Thousands of cheering and flag-waving supporters welcomed Morales in Bolivia a year after he was removed from power.

Evo Morales waves to a large crowd during a welcoming ceremony for him in Villazon, Bolivia [Courtesy of Sixto Valdez/MAS media office Handout]

Former longtime Bolivian leader Evo Morales crossed the border back into Bolivia on Monday, ending a year in exile, one day after a close ally and member of his MAS leftist party was sworn in as president.

Morales, who led Bolivia for almost 14 years as the first Indigenous president, entered the country from Argentina after a farewell ceremony presided over by Argentine President Alberto Fernandez.

“I had no doubt that I would return (to Bolivia),” he told a large crowd of supporters who came to welcome him in the city of Villazon, which borders Argentina, “but I did not imagine that it would be so soon – something so historic and so unprecedented,” he said.

A large crowd waves Bolivian and Indigenous flags during the welcoming ceremony in Villazon, Bolivia [Courtesy of Sixto Valdez/MAS media office Handout]

Morales, who left Bolivia under a cloud of suspicion in November 2019 after international observers cited irregularities in an election that gave him a fourth term in office, said that being able to return filled him “with happiness”.

“Today is one of the most important days of my life, to be returning to the country that I love so much fills me with happiness,” he wrote on Twitter.

These findings have since been disputed, and he has maintained that he was the victim of an orchestrated coup.

Last month, new President Luis Arce said that Morales will play no role in his government.

Morales crossed the border from Argentina, where he has been living in exile, at 9am ET (14:00 GMT) and is expected to head to his rural stronghold, Chapare in central Bolivia.

Around 2,000 supporters, including members of Argentine social and political groups, gathered at the La Quiaca crossing on Monday morning to see him off.

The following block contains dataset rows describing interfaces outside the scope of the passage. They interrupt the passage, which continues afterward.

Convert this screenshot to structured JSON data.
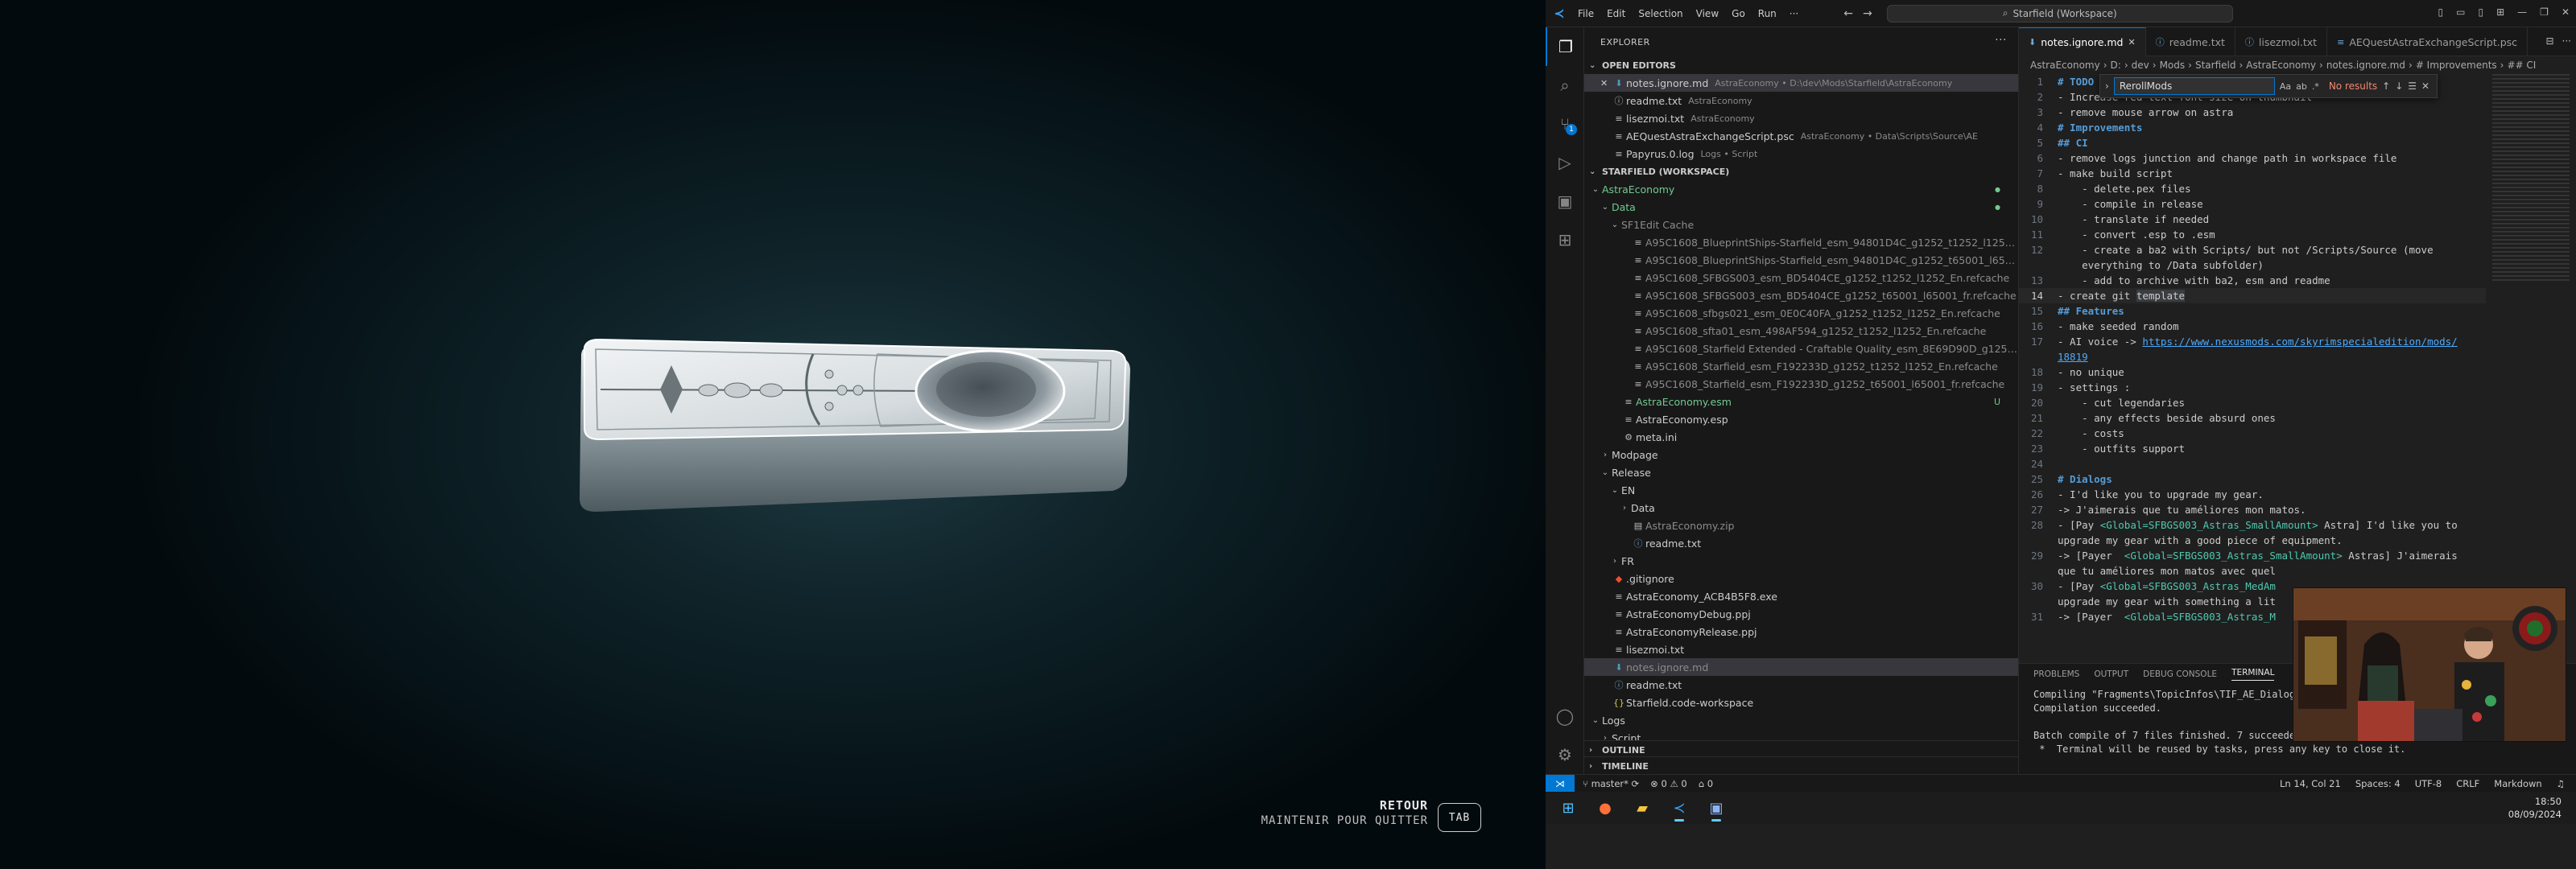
{
  "game": {
    "return_label": "RETOUR",
    "hold_quit_label": "MAINTENIR POUR QUITTER",
    "key_label": "TAB"
  },
  "vscode": {
    "menu": [
      "File",
      "Edit",
      "Selection",
      "View",
      "Go",
      "Run",
      "···"
    ],
    "command_center": "Starfield (Workspace)",
    "explorer_title": "EXPLORER",
    "open_editors_title": "OPEN EDITORS",
    "open_editors": [
      {
        "name": "notes.ignore.md",
        "desc": "AstraEconomy • D:\\dev\\Mods\\Starfield\\AstraEconomy"
      },
      {
        "name": "readme.txt",
        "desc": "AstraEconomy"
      },
      {
        "name": "lisezmoi.txt",
        "desc": "AstraEconomy"
      },
      {
        "name": "AEQuestAstraExchangeScript.psc",
        "desc": "AstraEconomy • Data\\Scripts\\Source\\AE"
      },
      {
        "name": "Papyrus.0.log",
        "desc": "Logs • Script"
      }
    ],
    "workspace_title": "STARFIELD (WORKSPACE)",
    "tree": {
      "root": "AstraEconomy",
      "data": "Data",
      "sf1edit_cache": "SF1Edit Cache",
      "cache_files": [
        "A95C1608_BlueprintShips-Starfield_esm_94801D4C_g1252_t1252_l1252_En.refcache",
        "A95C1608_BlueprintShips-Starfield_esm_94801D4C_g1252_t65001_l65001_fr.refcache",
        "A95C1608_SFBGS003_esm_BD5404CE_g1252_t1252_l1252_En.refcache",
        "A95C1608_SFBGS003_esm_BD5404CE_g1252_t65001_l65001_fr.refcache",
        "A95C1608_sfbgs021_esm_0E0C40FA_g1252_t1252_l1252_En.refcache",
        "A95C1608_sfta01_esm_498AF594_g1252_t1252_l1252_En.refcache",
        "A95C1608_Starfield Extended - Craftable Quality_esm_8E69D90D_g1252_t1252_l1...",
        "A95C1608_Starfield_esm_F192233D_g1252_t1252_l1252_En.refcache",
        "A95C1608_Starfield_esm_F192233D_g1252_t65001_l65001_fr.refcache"
      ],
      "esm": "AstraEconomy.esm",
      "esm_flag": "U",
      "esp": "AstraEconomy.esp",
      "meta": "meta.ini",
      "modpage": "Modpage",
      "release": "Release",
      "en": "EN",
      "en_data": "Data",
      "zip": "AstraEconomy.zip",
      "en_readme": "readme.txt",
      "fr": "FR",
      "gitignore": ".gitignore",
      "exe": "AstraEconomy_ACB4B5F8.exe",
      "debug_ppj": "AstraEconomyDebug.ppj",
      "release_ppj": "AstraEconomyRelease.ppj",
      "lisezmoi": "lisezmoi.txt",
      "notes": "notes.ignore.md",
      "readme": "readme.txt",
      "workspace_file": "Starfield.code-workspace",
      "logs": "Logs",
      "script": "Script"
    },
    "outline_title": "OUTLINE",
    "timeline_title": "TIMELINE",
    "tabs": [
      {
        "label": "notes.ignore.md",
        "active": true
      },
      {
        "label": "readme.txt",
        "active": false
      },
      {
        "label": "lisezmoi.txt",
        "active": false
      },
      {
        "label": "AEQuestAstraExchangeScript.psc",
        "active": false
      }
    ],
    "breadcrumbs": [
      "AstraEconomy",
      "D:",
      "dev",
      "Mods",
      "Starfield",
      "AstraEconomy",
      "notes.ignore.md",
      "# Improvements",
      "## CI"
    ],
    "find": {
      "value": "RerollMods",
      "options": [
        "Aa",
        "ab",
        ".*"
      ],
      "result": "No results"
    },
    "code": [
      {
        "n": "1",
        "t": "# TODO",
        "h": true
      },
      {
        "n": "2",
        "t": "- Increase red text font size on thumbnail"
      },
      {
        "n": "3",
        "t": "- remove mouse arrow on astra"
      },
      {
        "n": "4",
        "t": "# Improvements",
        "h": true
      },
      {
        "n": "5",
        "t": "## CI",
        "h": true
      },
      {
        "n": "6",
        "t": "- remove logs junction and change path in workspace file"
      },
      {
        "n": "7",
        "t": "- make build script"
      },
      {
        "n": "8",
        "t": "    - delete.pex files"
      },
      {
        "n": "9",
        "t": "    - compile in release"
      },
      {
        "n": "10",
        "t": "    - translate if needed"
      },
      {
        "n": "11",
        "t": "    - convert .esp to .esm"
      },
      {
        "n": "12",
        "t": "    - create a ba2 with Scripts/ but not /Scripts/Source (move"
      },
      {
        "n": "",
        "t": "    everything to /Data subfolder)"
      },
      {
        "n": "13",
        "t": "    - add to archive with ba2, esm and readme"
      },
      {
        "n": "14",
        "t": "- create git ",
        "hl": "template",
        "cur": true
      },
      {
        "n": "15",
        "t": "## Features",
        "h": true
      },
      {
        "n": "16",
        "t": "- make seeded random"
      },
      {
        "n": "17",
        "t": "- AI voice -> ",
        "link": "https://www.nexusmods.com/skyrimspecialedition/mods/"
      },
      {
        "n": "",
        "t": "",
        "link": "18819"
      },
      {
        "n": "18",
        "t": "- no unique"
      },
      {
        "n": "19",
        "t": "- settings :"
      },
      {
        "n": "20",
        "t": "    - cut legendaries"
      },
      {
        "n": "21",
        "t": "    - any effects beside absurd ones"
      },
      {
        "n": "22",
        "t": "    - costs"
      },
      {
        "n": "23",
        "t": "    - outfits support"
      },
      {
        "n": "24",
        "t": ""
      },
      {
        "n": "25",
        "t": "# Dialogs",
        "h": true
      },
      {
        "n": "26",
        "t": "- I'd like you to upgrade my gear."
      },
      {
        "n": "27",
        "t": "-> J'aimerais que tu améliores mon matos."
      },
      {
        "n": "28",
        "t": "- [Pay ",
        "tag": "<Global=SFBGS003_Astras_SmallAmount>",
        "rest": " Astra] I'd like you to"
      },
      {
        "n": "",
        "t": "upgrade my gear with a good piece of equipment."
      },
      {
        "n": "29",
        "t": "-> [Payer  ",
        "tag": "<Global=SFBGS003_Astras_SmallAmount>",
        "rest": " Astras] J'aimerais"
      },
      {
        "n": "",
        "t": "que tu améliores mon matos avec quel"
      },
      {
        "n": "30",
        "t": "- [Pay ",
        "tag": "<Global=SFBGS003_Astras_MedAm",
        "rest": ""
      },
      {
        "n": "",
        "t": "upgrade my gear with something a lit"
      },
      {
        "n": "31",
        "t": "-> [Payer  ",
        "tag": "<Global=SFBGS003_Astras_M",
        "rest": ""
      }
    ],
    "panel_tabs": [
      "PROBLEMS",
      "OUTPUT",
      "DEBUG CONSOLE",
      "TERMINAL"
    ],
    "terminal_lines": [
      "Compiling \"Fragments\\TopicInfos\\TIF_AE_Dialogu",
      "Compilation succeeded.",
      "",
      "Batch compile of 7 files finished. 7 succeeded",
      " *  Terminal will be reused by tasks, press any key to close it."
    ],
    "status": {
      "branch": "master*",
      "errors": "0",
      "warnings": "0",
      "info": "0",
      "position": "Ln 14, Col 21",
      "spaces": "Spaces: 4",
      "encoding": "UTF-8",
      "eol": "CRLF",
      "language": "Markdown"
    },
    "clock": {
      "time": "18:50",
      "date": "08/09/2024"
    }
  }
}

Videos published on social media showed supporters cheering and chanting Morales’s name while waving the flags of the Indigenous people, and playing music on traditional instruments.

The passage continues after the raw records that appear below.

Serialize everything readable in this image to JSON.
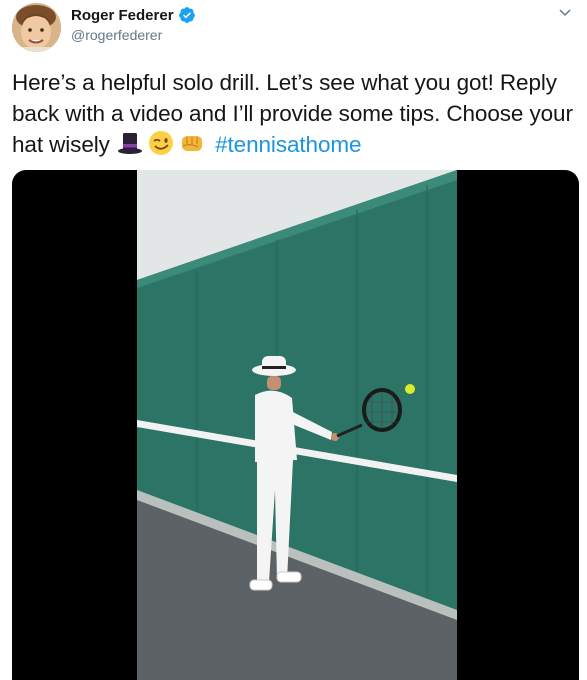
{
  "user": {
    "display_name": "Roger Federer",
    "handle": "@rogerfederer",
    "verified": true,
    "avatar_icon": "profile-photo-child"
  },
  "tweet": {
    "text_main": "Here’s a helpful solo drill. Let’s see what you got! Reply back with a video and I’ll provide some tips. Choose your hat wisely",
    "emojis": [
      "top-hat-emoji",
      "winking-face-emoji",
      "oncoming-fist-emoji"
    ],
    "hashtag": "#tennisathome"
  },
  "media": {
    "type": "video",
    "description_icon": "tennis-wall-drill-video"
  },
  "colors": {
    "hashtag": "#1b95e0",
    "verified": "#1da1f2",
    "handle": "#657786",
    "text": "#14171a"
  }
}
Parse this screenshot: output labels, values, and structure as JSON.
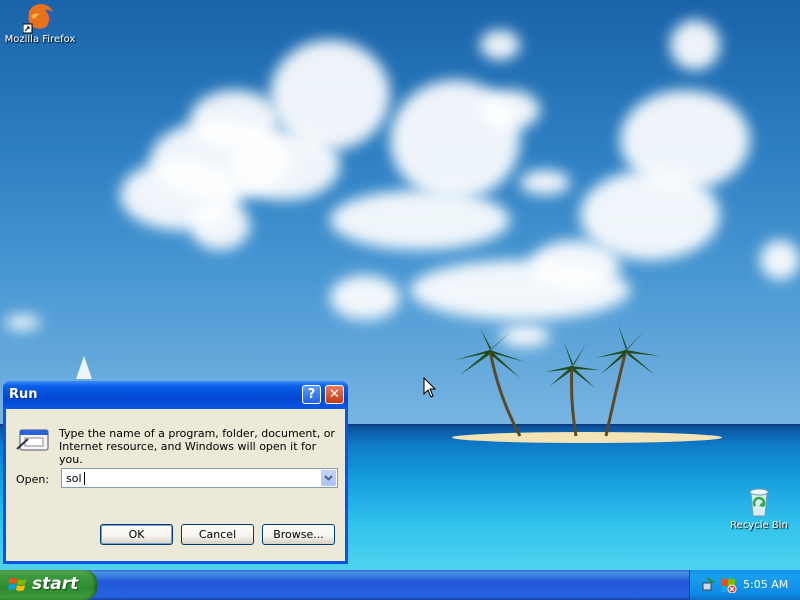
{
  "desktop": {
    "icons": [
      {
        "label": "Mozilla Firefox"
      },
      {
        "label": "Recycle Bin"
      }
    ]
  },
  "run_dialog": {
    "title": "Run",
    "help_glyph": "?",
    "close_glyph": "✕",
    "description": "Type the name of a program, folder, document, or Internet resource, and Windows will open it for you.",
    "open_label": "Open:",
    "open_value": "sol",
    "buttons": {
      "ok": "OK",
      "cancel": "Cancel",
      "browse": "Browse..."
    }
  },
  "taskbar": {
    "start_label": "start",
    "clock": "5:05 AM"
  },
  "colors": {
    "title_bar": "#0a5ee8",
    "taskbar": "#2157d7",
    "start_button": "#3c9a3c",
    "dialog_body": "#ece9d8"
  }
}
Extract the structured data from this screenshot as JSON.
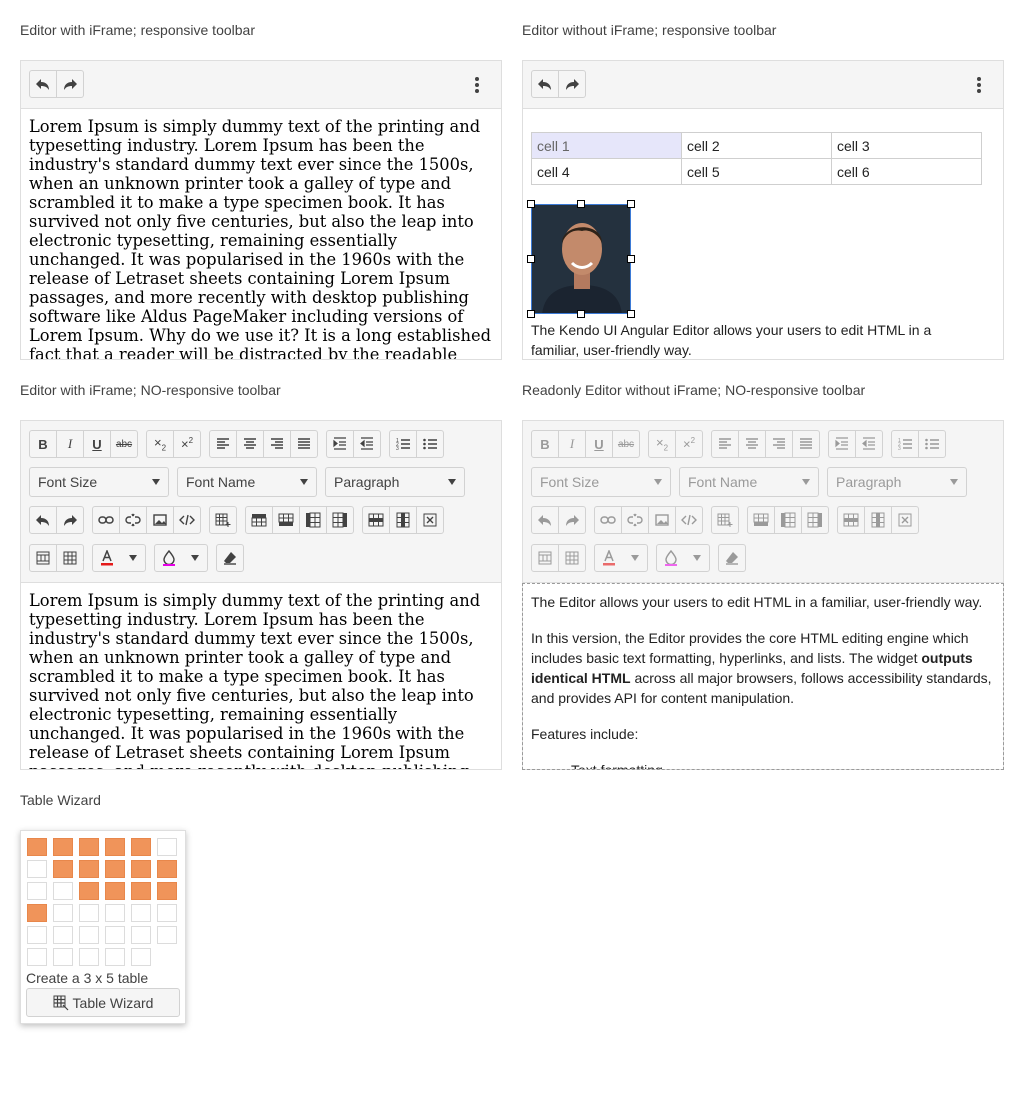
{
  "labels": {
    "editor1": "Editor with iFrame; responsive toolbar",
    "editor2": "Editor without iFrame; responsive toolbar",
    "editor3": "Editor with iFrame; NO-responsive toolbar",
    "editor4": "Readonly Editor without iFrame; NO-responsive toolbar",
    "wizard": "Table Wizard"
  },
  "lorem": "Lorem Ipsum is simply dummy text of the printing and typesetting industry. Lorem Ipsum has been the industry's standard dummy text ever since the 1500s, when an unknown printer took a galley of type and scrambled it to make a type specimen book. It has survived not only five centuries, but also the leap into electronic typesetting, remaining essentially unchanged. It was popularised in the 1960s with the release of Letraset sheets containing Lorem Ipsum passages, and more recently with desktop publishing software like Aldus PageMaker including versions of Lorem Ipsum. Why do we use it? It is a long established fact that a reader will be distracted by the readable content of a page when looking at its layout.",
  "editor2": {
    "cells": [
      [
        "cell 1",
        "cell 2",
        "cell 3"
      ],
      [
        "cell 4",
        "cell 5",
        "cell 6"
      ]
    ],
    "caption": "The Kendo UI Angular Editor allows your users to edit HTML in a familiar, user-friendly way."
  },
  "dropdowns": {
    "font_size": "Font Size",
    "font_name": "Font Name",
    "paragraph": "Paragraph"
  },
  "editor4": {
    "p1": "The Editor allows your users to edit HTML in a familiar, user-friendly way.",
    "p2_a": "In this version, the Editor provides the core HTML editing engine which includes basic text formatting, hyperlinks, and lists. The widget ",
    "p2_bold": "outputs identical HTML",
    "p2_b": " across all major browsers, follows accessibility standards, and provides API for content manipulation.",
    "p3": "Features include:",
    "li1": "Text formatting"
  },
  "wizard": {
    "status": "Create a 3 x 5 table",
    "button": "Table Wizard",
    "highlight_color": "#f0945a"
  },
  "colors": {
    "font_color": "#e51a1a",
    "background_color": "#e600e6"
  }
}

Fernandez told the crowd that the electoral turmoil in Bolivia reminded all Latin Americans about the need for regional solidarity. “We are part of a large nation,” he said. “We don’t want countries for some, we want countries for all. It is the duty of all of us to stand up for threatened peoples.”

On the Bolivian side of the frontier, in Villazon, a far bigger crowd was waiting to welcome its exiled former leader.

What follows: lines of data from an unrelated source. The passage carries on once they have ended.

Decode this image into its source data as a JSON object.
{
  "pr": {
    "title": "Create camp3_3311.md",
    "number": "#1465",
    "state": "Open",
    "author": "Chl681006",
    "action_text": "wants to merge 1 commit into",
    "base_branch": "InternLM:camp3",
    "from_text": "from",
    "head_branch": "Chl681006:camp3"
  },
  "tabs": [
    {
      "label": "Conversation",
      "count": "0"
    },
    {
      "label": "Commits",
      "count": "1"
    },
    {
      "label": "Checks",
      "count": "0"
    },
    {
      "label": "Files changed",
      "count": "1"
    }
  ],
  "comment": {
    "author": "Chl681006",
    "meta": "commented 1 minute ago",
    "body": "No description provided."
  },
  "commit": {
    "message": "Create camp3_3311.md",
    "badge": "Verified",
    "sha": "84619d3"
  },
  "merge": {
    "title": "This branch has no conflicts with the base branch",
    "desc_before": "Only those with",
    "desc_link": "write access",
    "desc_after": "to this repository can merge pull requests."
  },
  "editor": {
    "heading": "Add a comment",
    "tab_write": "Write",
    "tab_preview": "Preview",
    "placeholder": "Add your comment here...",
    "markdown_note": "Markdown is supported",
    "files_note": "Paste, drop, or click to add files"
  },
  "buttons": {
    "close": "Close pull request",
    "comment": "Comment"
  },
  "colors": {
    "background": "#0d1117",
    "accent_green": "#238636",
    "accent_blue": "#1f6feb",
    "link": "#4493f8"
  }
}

Morales took part in an Indigenous blessing ceremony before heading to address the large crowds gathered in the border town.

After 11 months of caretaker government, Arce, 57, won elections in October by a landslide and was sworn in as president on Sunday in a ceremony in the highland city of La Paz in front of heads of state from Argentina, Paraguay, Colombia and Spain, as well as senior officials from Chile, Iran and the government of Venezuela’s Nicolas Maduro.

The reserved former economy minister, feted as the architect of Bolivia’s rapid growth under Morales, vowed to “defeat” the coronavirus pandemic, “put an end to fear” after deadly electoral violence last year, and generate growth following the blow dealt by COVID-19 lockdowns.

Source: Al Jazeera and news agencies